Last update 23 October 2014
Additional information is always gratefully received, whether entirely new records (particularly historical records), or information to fill in gaps or correct errors, via the contact link under the Miscellaneous entry in the navigation bar above. Thank you.
Often a vast engineering feature, and usually a big project at the time of construction, railway tunnels are a source of fascination to many. Most tunnels exist to give the railway the flattest route possible whilst getting it from one side of a feature (usually a hill) to the other. Other tunnels exist purely to hide the railway from land owners. This listing attempts to catalogue all British and Irish tunnels, giving their lengths where known. Please note that lengths quoted can vary depending on measurement source: alternatives are given as appropriate. Railway company names are abbreviated: these are as supplied by a correspondent and should be self explanatory or easily determined from the context combined with an internet search.
Thanks to a vast amount of data, the tunnel listing is split across multiple pages: please select from the list below.
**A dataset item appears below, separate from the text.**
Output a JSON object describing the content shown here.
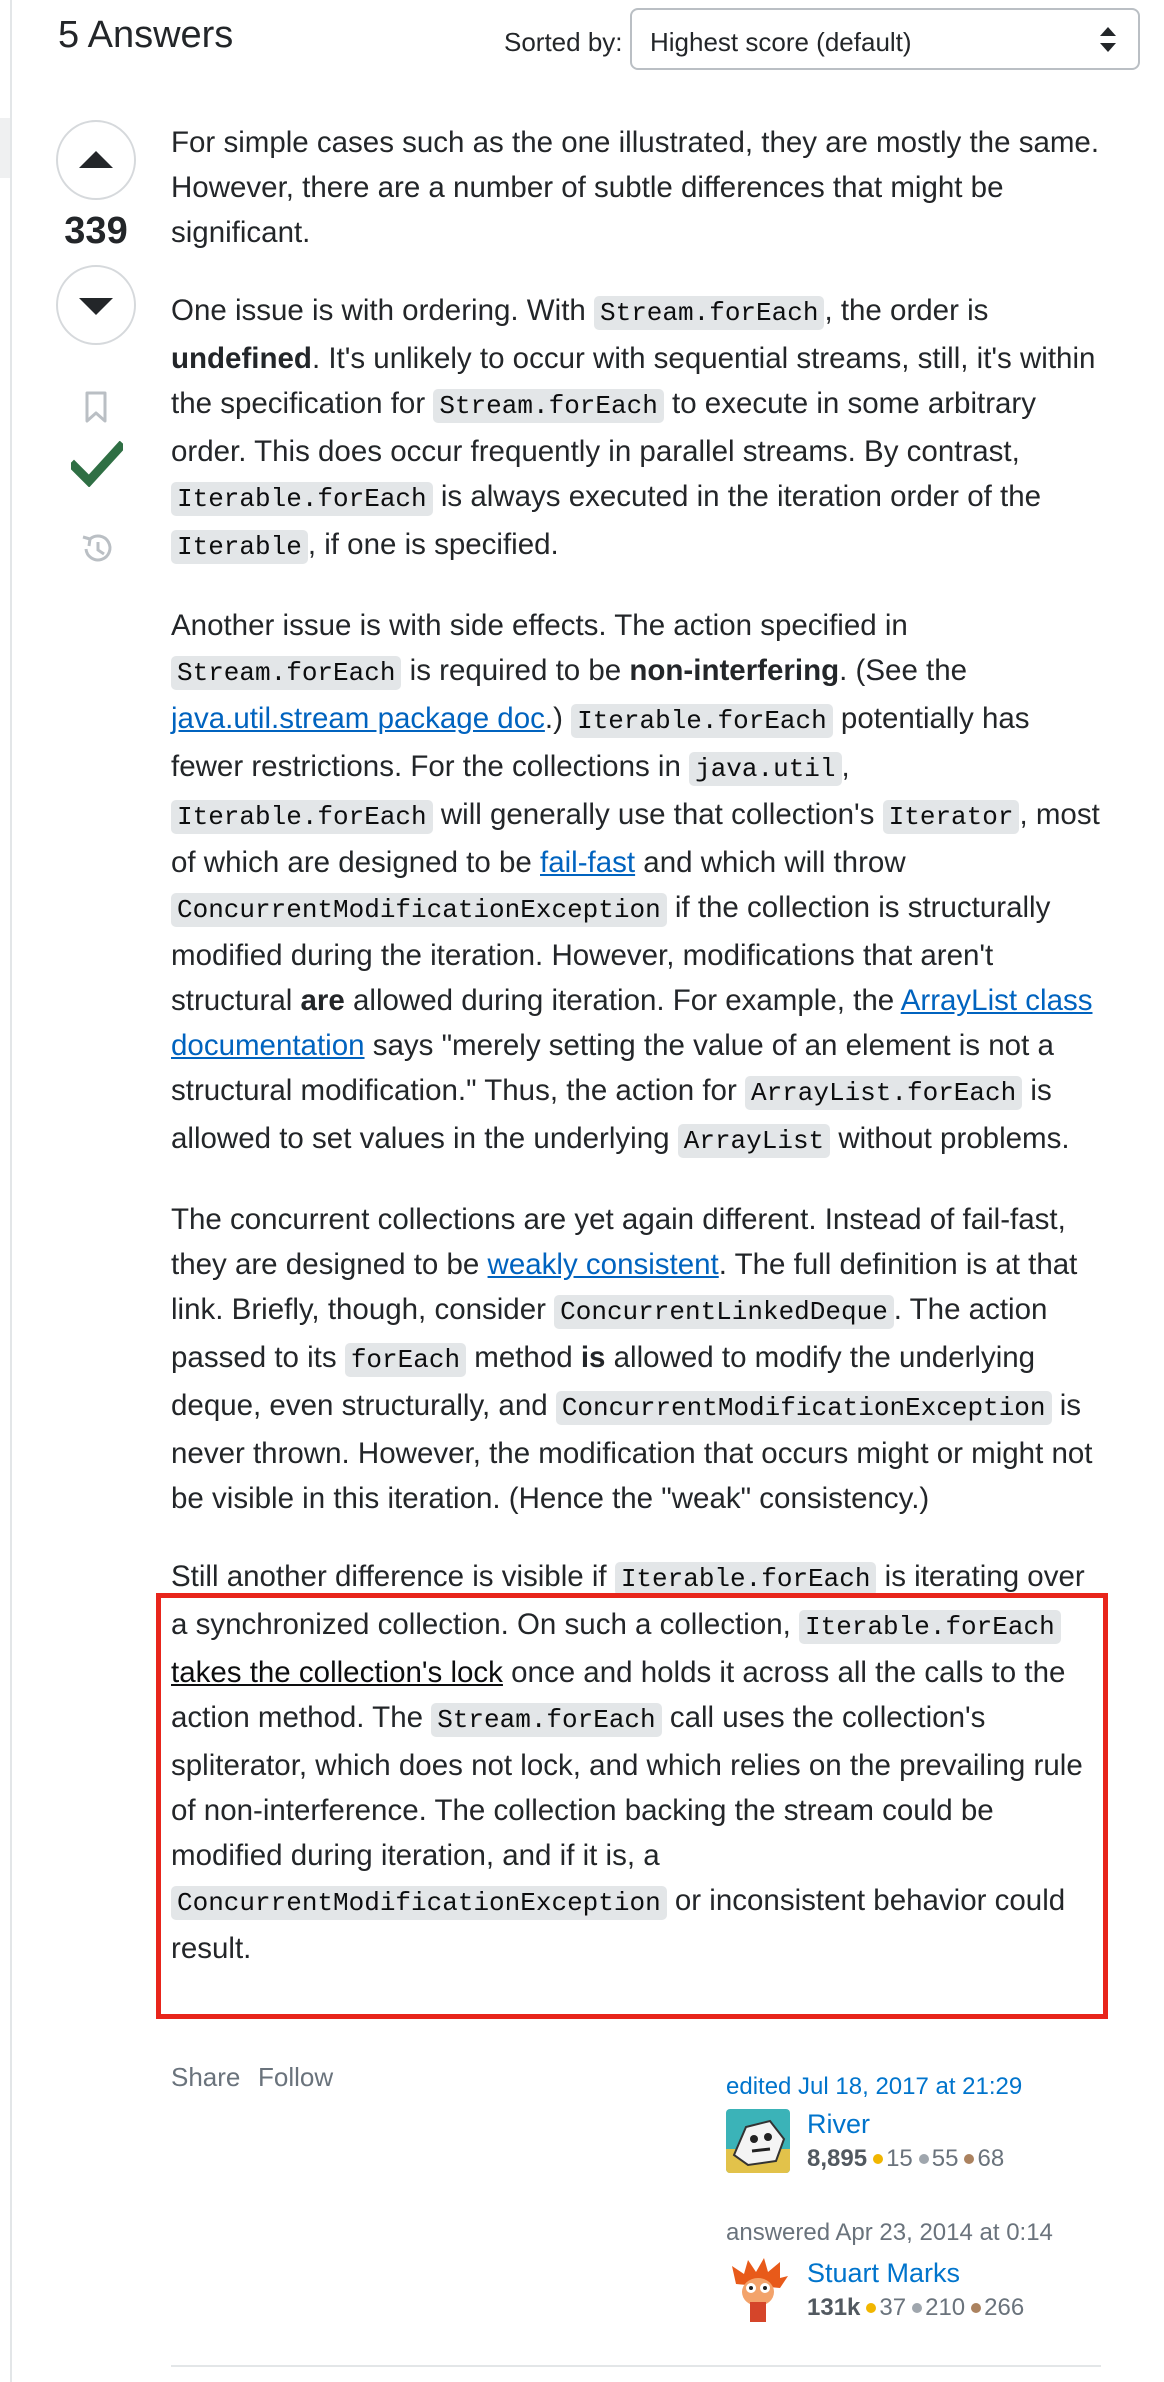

Page 4 contains industrial and narrow gauge lines, plus large bridges that are not "officially" tunnels but nevertheless may appear to be so.
This Forgotten Relics page may be of interest. The film within it describes how tunnels were built, including input from one of this site's contributors Stewart Smith.
Introduction | Page 1 (A-F) | Page 2 (G-P) | Page 3 (Q-Z) | Page 4 (others)
Mike Ball for the original research that started this page; Chris Winstanley, Neil Hallett, Alan Roberts, Peter Gibbons, Phill Davison, John Wilson, Simon Ballard, Peter Naylor, Ken King, Pete Gregory, Paul Perry, Peter Gibbons, Phill Brentor, David McConnell, Roger Carvell, Tony Booth, Steve Haygreen and anonymous contributors for additional data and corrections; and Stewart Smith and Francis Voisey for a very large amount of additional research.